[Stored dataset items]
-*-*-

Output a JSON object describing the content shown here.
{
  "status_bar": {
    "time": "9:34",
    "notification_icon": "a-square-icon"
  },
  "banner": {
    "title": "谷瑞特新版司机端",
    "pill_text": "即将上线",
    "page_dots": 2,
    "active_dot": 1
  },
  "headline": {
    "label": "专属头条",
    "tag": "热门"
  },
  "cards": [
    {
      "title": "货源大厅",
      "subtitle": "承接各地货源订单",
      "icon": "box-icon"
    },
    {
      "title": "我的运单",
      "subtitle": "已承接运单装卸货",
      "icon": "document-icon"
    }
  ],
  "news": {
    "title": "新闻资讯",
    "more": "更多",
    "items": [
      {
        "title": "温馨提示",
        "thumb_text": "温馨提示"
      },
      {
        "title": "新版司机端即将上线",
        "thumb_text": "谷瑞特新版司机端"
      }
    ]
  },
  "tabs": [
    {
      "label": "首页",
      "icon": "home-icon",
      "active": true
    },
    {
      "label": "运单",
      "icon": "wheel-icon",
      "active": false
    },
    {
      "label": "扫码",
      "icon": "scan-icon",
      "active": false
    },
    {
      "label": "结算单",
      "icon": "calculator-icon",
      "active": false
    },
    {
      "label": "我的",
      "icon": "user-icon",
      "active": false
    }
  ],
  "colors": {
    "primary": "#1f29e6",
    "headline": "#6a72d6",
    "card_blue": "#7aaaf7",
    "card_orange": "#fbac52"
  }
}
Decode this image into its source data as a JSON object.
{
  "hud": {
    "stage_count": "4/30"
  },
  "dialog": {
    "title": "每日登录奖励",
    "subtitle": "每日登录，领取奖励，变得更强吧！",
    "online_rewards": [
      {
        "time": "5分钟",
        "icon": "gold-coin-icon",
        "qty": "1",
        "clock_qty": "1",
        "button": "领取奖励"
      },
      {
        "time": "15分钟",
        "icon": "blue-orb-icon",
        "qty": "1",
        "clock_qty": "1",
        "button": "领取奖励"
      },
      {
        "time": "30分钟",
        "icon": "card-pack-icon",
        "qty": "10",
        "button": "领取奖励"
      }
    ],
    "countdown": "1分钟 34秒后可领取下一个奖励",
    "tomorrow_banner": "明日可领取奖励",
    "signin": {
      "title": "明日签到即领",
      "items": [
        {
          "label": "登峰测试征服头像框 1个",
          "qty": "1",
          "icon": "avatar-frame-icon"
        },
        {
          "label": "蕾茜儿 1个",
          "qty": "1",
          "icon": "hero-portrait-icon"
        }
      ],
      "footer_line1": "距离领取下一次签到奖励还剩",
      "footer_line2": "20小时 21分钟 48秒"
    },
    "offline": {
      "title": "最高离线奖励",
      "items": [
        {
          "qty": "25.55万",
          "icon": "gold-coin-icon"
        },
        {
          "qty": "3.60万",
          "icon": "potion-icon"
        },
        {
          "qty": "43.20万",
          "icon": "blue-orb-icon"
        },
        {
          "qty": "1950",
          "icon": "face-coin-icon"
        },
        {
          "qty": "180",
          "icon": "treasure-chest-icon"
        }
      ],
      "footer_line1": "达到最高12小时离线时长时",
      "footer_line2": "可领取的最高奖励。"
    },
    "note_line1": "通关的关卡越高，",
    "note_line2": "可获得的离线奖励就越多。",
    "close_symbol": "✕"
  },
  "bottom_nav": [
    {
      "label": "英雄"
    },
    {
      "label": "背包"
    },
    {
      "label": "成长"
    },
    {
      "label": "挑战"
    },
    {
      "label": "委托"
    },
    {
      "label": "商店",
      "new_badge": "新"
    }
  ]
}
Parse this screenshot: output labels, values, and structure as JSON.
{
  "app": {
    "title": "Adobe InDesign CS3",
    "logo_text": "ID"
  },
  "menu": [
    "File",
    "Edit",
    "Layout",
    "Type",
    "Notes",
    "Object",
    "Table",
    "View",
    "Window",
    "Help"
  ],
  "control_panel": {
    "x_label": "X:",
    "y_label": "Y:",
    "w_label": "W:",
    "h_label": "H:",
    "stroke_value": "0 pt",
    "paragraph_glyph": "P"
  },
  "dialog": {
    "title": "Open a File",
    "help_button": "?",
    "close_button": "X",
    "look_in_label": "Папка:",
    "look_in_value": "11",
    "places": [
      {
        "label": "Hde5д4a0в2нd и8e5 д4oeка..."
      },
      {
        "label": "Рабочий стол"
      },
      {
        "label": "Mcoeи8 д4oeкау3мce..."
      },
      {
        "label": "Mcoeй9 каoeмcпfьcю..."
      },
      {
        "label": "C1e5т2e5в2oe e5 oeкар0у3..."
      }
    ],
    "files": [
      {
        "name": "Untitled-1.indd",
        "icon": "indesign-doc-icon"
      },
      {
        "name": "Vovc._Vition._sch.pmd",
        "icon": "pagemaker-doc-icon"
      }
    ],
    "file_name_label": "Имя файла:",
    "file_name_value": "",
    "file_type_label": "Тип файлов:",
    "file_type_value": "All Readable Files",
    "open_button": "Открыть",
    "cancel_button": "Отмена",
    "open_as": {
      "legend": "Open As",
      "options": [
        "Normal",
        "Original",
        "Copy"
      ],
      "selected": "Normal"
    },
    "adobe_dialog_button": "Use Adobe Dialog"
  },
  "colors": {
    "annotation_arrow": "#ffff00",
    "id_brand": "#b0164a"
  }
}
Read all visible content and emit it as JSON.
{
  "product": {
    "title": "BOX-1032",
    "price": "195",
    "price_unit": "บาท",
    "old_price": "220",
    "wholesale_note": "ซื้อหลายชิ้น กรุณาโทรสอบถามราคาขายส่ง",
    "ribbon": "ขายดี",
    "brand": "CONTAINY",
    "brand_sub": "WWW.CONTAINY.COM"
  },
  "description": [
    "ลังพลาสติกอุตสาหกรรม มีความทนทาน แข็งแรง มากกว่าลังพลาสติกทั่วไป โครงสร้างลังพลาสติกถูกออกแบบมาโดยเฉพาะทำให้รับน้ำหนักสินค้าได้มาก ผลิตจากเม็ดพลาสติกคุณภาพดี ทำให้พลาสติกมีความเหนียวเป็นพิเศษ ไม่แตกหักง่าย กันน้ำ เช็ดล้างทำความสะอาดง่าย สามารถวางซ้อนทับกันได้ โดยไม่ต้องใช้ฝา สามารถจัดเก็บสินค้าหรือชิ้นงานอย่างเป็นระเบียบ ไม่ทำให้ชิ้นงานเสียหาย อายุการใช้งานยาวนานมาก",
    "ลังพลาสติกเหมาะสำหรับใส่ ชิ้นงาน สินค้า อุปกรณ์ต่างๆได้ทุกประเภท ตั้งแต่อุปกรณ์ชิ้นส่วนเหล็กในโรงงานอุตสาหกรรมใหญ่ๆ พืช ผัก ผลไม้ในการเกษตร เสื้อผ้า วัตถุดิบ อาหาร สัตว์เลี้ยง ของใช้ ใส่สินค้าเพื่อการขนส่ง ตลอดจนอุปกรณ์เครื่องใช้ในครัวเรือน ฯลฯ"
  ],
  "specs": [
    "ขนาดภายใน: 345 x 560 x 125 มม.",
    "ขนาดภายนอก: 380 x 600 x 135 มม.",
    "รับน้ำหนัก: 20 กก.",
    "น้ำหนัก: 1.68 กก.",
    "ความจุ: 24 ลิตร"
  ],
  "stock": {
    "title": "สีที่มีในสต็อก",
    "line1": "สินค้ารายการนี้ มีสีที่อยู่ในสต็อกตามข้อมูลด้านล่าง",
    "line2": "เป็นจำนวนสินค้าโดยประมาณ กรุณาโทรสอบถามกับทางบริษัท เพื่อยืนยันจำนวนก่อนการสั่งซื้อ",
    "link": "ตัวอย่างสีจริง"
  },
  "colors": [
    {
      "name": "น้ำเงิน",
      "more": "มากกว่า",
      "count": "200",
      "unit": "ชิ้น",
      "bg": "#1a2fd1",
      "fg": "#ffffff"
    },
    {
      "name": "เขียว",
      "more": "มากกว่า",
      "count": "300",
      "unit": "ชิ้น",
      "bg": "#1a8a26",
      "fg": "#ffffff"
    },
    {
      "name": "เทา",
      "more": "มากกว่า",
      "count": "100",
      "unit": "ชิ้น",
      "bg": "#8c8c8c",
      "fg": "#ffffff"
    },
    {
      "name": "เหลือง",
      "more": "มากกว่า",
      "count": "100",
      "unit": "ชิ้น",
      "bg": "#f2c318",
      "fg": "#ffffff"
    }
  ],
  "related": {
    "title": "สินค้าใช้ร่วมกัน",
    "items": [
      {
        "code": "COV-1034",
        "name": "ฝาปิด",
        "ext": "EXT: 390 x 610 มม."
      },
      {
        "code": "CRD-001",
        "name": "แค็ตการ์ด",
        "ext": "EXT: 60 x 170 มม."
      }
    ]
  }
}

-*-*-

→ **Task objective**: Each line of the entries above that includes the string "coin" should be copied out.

→ **Task output**:
        "icon": "gold-coin-icon",
          "icon": "gold-coin-icon"
          "icon": "face-coin-icon"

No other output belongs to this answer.